Then he went to see if there were any other emotions that “wanted to come out today”. He hit on “Anger” first, and this revealed to me that yes, I did harbor some anger toward my ex for what he did to me. That emotional release was much shorter and milder. Then he checked me again, finding “Vulnerability/Feeling Lost” as a final emotion. Right on again. That release was more intense than the one for Anger, but not nearly as intense or long as the one for Disdain.
Afterward, my lovelies, I felt much different. Much. I can now say “he treated me badly” without tearing up. The grief, sadness, and “lost-ness” that had been raw and white-hot before lessened significantly, replaced only by a wistful sadness. I no longer felt so tethered. I no longer felt quite so lost. I’m still finding my way, but I stand a little more solid on my own two feet. I think NET is crucial for breaking the trauma bond and the literal brain-chemical addiction that comes with narcissistic relationships. I stood stronger after that, going about my day, even running an errand across town, without so much as a teardrop.
After that, I went forest bathing, walking in an expansive city park with my bestie. I told her that although I’m considering a platonic friendship with my ex (I’ve done it successfully before, even with someone I didn’t realize was also a narcissist at the time), because those good qualities–being fun to be around in public and sharing a lot of the same interests I don’t share with anyone else–are harder yet to let go of.
However, it’s about boundaries. Luckily, he’s apparently good at following them, at least so far. My boundaries are: meeting up in neutral third-party public places or mutual friends’ houses only, not either of our residences or workplaces; a two-drink maximum for each of us if there’s alcohol involved; limited to a couple/few hours; driving and paying separately, if there’s dinner/drinks involved; a hug upon meeting and another upon parting, but no kissing or nuzzling or anything more affectionate than a hug.
That’s not a given; I might decide there’s no room in my life for even the friendship. I think there probably will be; as I said, I’ve done it successfully before, and everybody has come out fine. I know that my ex does not want a relationship at this time, and his astrological chart proves that, so as gunshy as I am, I do trust his words on that.
It’s me I’m worried about, though. I’d been so deeply attracted to him, every facet of him–his sense of humor, his vitality, his fascinating old-fashioned interests, even every part of his body, from his hair and eyes to his feet, even his voice. That’s the hard part – breaking the addiction of the attraction.
Thus, I’m currently on a detox from him, breaking that part of the bond and letting that attraction fade, getting that out of my system. Letting my brain chemicals and my heart break free.

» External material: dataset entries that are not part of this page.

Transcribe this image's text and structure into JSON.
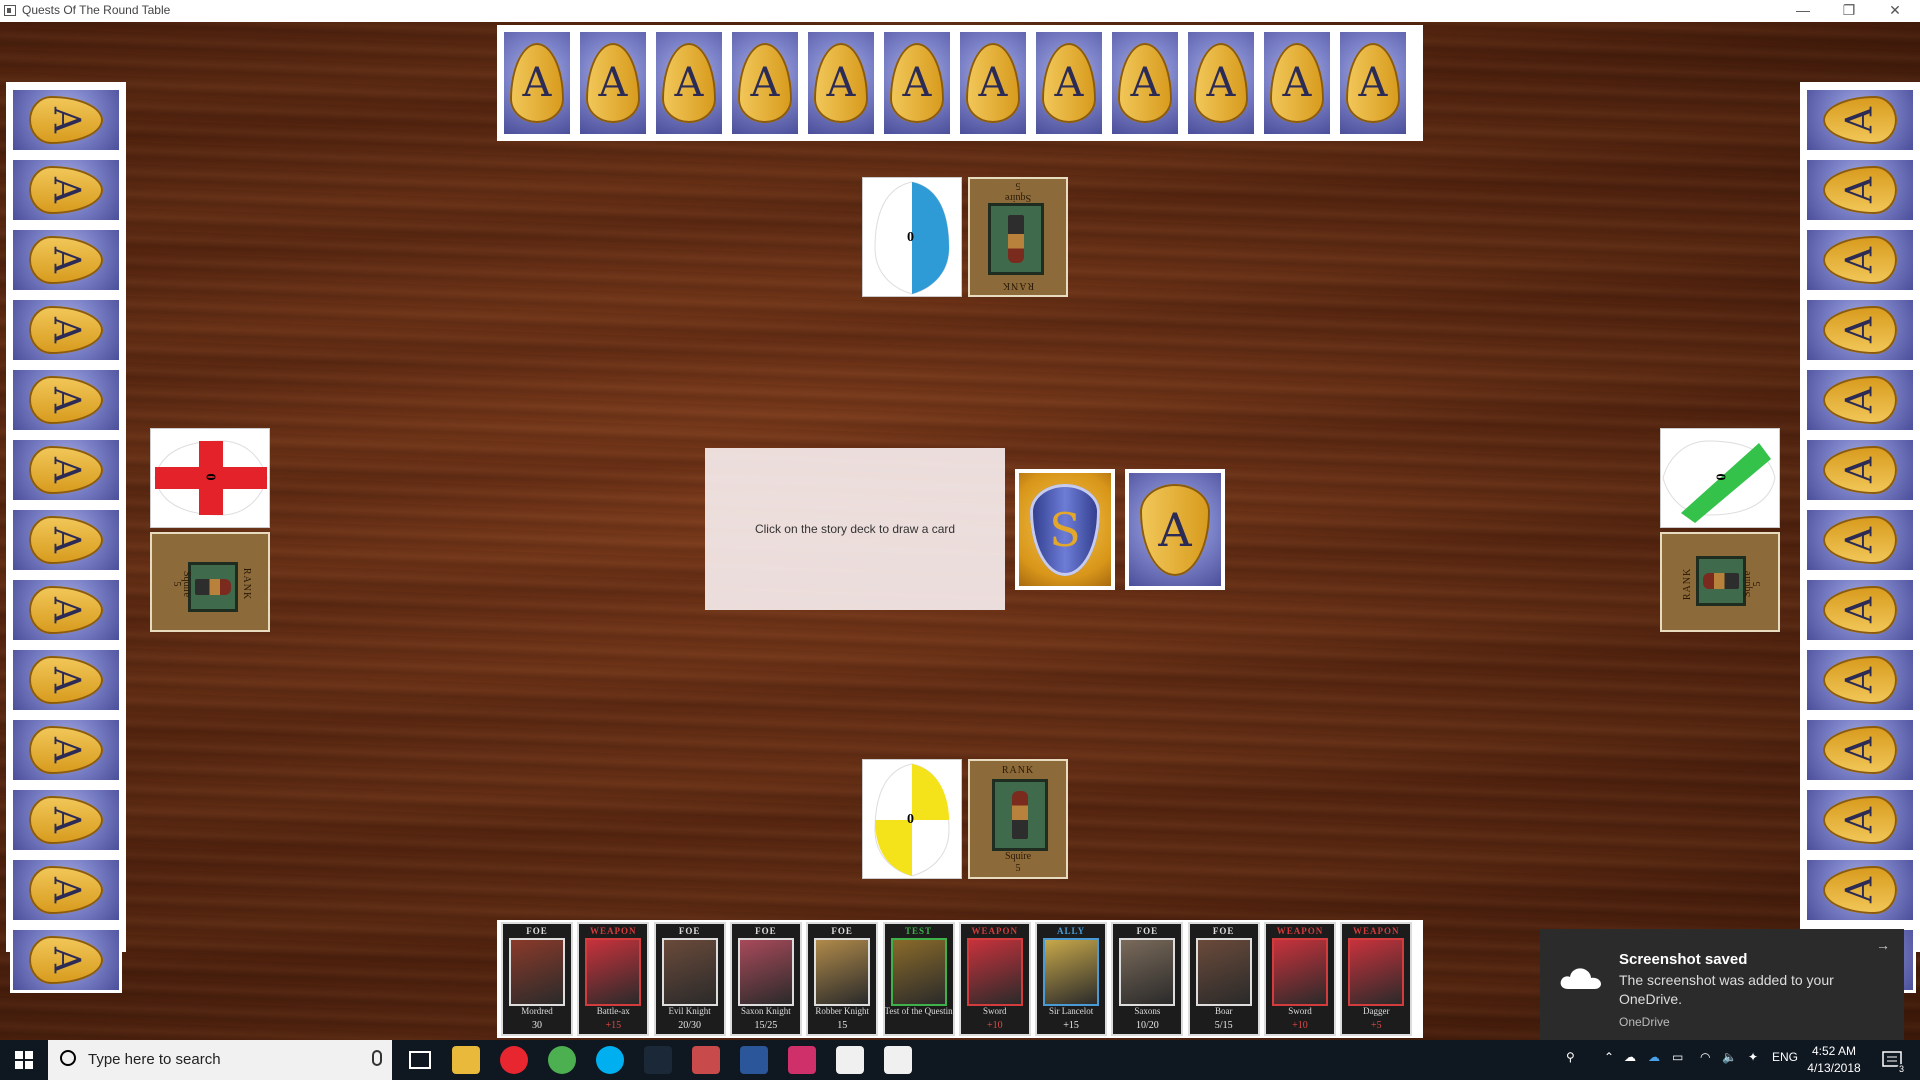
{
  "window": {
    "title": "Quests Of The Round Table",
    "minimize": "—",
    "restore": "❐",
    "close": "✕"
  },
  "colors": {
    "table_wood": "#5e2a12",
    "card_back_blue": "#7c82c8",
    "card_back_gold": "#e0a93a",
    "toast_bg": "#2b2b2b"
  },
  "deck_backs": {
    "adventure_letter": "A"
  },
  "players": {
    "top": {
      "shield_colors": [
        "#ffffff",
        "#2f9bd6"
      ],
      "shield_count": "0",
      "rank_title": "RANK",
      "rank_name": "Squire",
      "battle_points": "5"
    },
    "left": {
      "shield_colors": [
        "#ffffff",
        "#e3222a"
      ],
      "shield_count": "0",
      "rank_title": "RANK",
      "rank_name": "Squire",
      "battle_points": "5"
    },
    "right": {
      "shield_colors": [
        "#ffffff",
        "#35c24a"
      ],
      "shield_count": "0",
      "rank_title": "RANK",
      "rank_name": "Squire",
      "battle_points": "5"
    },
    "bottom": {
      "shield_colors": [
        "#ffffff",
        "#f4e21a"
      ],
      "shield_count": "0",
      "rank_title": "RANK",
      "rank_name": "Squire",
      "battle_points": "5"
    }
  },
  "message": "Click on the story deck to draw a card",
  "decks": {
    "story": {
      "letter": "S"
    },
    "adventure": {
      "letter": "A"
    }
  },
  "hand": [
    {
      "type": "FOE",
      "name": "Mordred",
      "bp": "30",
      "accent": "#dddddd",
      "art": "#8a3a2a"
    },
    {
      "type": "WEAPON",
      "name": "Battle-ax",
      "bp": "+15",
      "accent": "#d23c3c",
      "art": "#c8323c"
    },
    {
      "type": "FOE",
      "name": "Evil Knight",
      "bp": "20/30",
      "accent": "#dddddd",
      "art": "#6a4a3a"
    },
    {
      "type": "FOE",
      "name": "Saxon Knight",
      "bp": "15/25",
      "accent": "#dddddd",
      "art": "#a84a5a"
    },
    {
      "type": "FOE",
      "name": "Robber Knight",
      "bp": "15",
      "accent": "#dddddd",
      "art": "#b08a4a"
    },
    {
      "type": "TEST",
      "name": "Test of the Questing Beast",
      "bp": "",
      "accent": "#3fb04a",
      "art": "#8a6a2a"
    },
    {
      "type": "WEAPON",
      "name": "Sword",
      "bp": "+10",
      "accent": "#d23c3c",
      "art": "#c8323c"
    },
    {
      "type": "ALLY",
      "name": "Sir Lancelot",
      "bp": "+15",
      "accent": "#4a9ad6",
      "art": "#c8a84a"
    },
    {
      "type": "FOE",
      "name": "Saxons",
      "bp": "10/20",
      "accent": "#dddddd",
      "art": "#7a6a5a"
    },
    {
      "type": "FOE",
      "name": "Boar",
      "bp": "5/15",
      "accent": "#dddddd",
      "art": "#6a4a3a"
    },
    {
      "type": "WEAPON",
      "name": "Sword",
      "bp": "+10",
      "accent": "#d23c3c",
      "art": "#c8323c"
    },
    {
      "type": "WEAPON",
      "name": "Dagger",
      "bp": "+5",
      "accent": "#d23c3c",
      "art": "#c8323c"
    }
  ],
  "toast": {
    "title": "Screenshot saved",
    "body": "The screenshot was added to your OneDrive.",
    "source": "OneDrive"
  },
  "taskbar": {
    "search_placeholder": "Type here to search",
    "language": "ENG",
    "time": "4:52 AM",
    "date": "4/13/2018",
    "notification_count": "3",
    "pinned_icons": [
      "task-view-icon",
      "file-explorer-icon",
      "opera-icon",
      "chrome-icon",
      "skype-icon",
      "steam-icon",
      "bird-app-icon",
      "word-icon",
      "intellij-icon",
      "java-app-icon",
      "java-app-2-icon"
    ]
  }
}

Only when I don’t feel I need him anymore, and I’m not constantly thinking about him or checking my phone to see what he’s up to or if he’s texted me, will I agree to see him again.
So, two big wins – the successful salmon dinner, and the profound emotional release from an NET treatment. Go me 🙂